The development of a sensible and conscious awareness of safety in the controlled conditions of the undergraduate laboratory is not only sound policy from the point of view of self-preservation (and the preservation of others) but will also be valuable to you in your everyday life and future employment. (In industry a poor safety record is indicative of production and profit loss)


In the undergraduate laboratories you must:

1.       Wear eye protection at ALL times.  (Your eyes may otherwise be damaged by other people's mistakes.)

2.       Wear a lab coat at all times.

3.       Never eat, drink or smoke.

4.       Read carefully the safety sections in your laboratory manual.

5.       Most importantly: THINK SAFETY at all times.


Always analyze the experiment you wish to perform for the following risks:

1.       Fire;

2.       Toxicity of chemicals (reactants AND products).

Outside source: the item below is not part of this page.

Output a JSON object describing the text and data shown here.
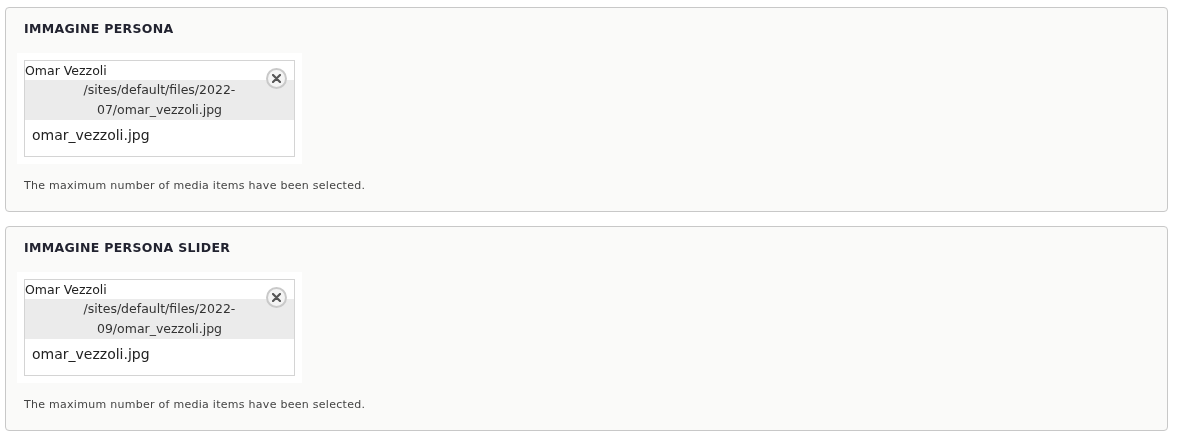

The common emergencies which occur in laboratories are: thermal and chemical burns; chemicals in the eye; cuts and puncture wounds from glass or metal; skin irritation by chemicals; poisoning by ingestion, inhalation or skin absorption; asphyxiation (chemical or electrical).  Most of the accidents that occur in the undergraduate laboratories would be avoided if YOU, the undergraduate, would: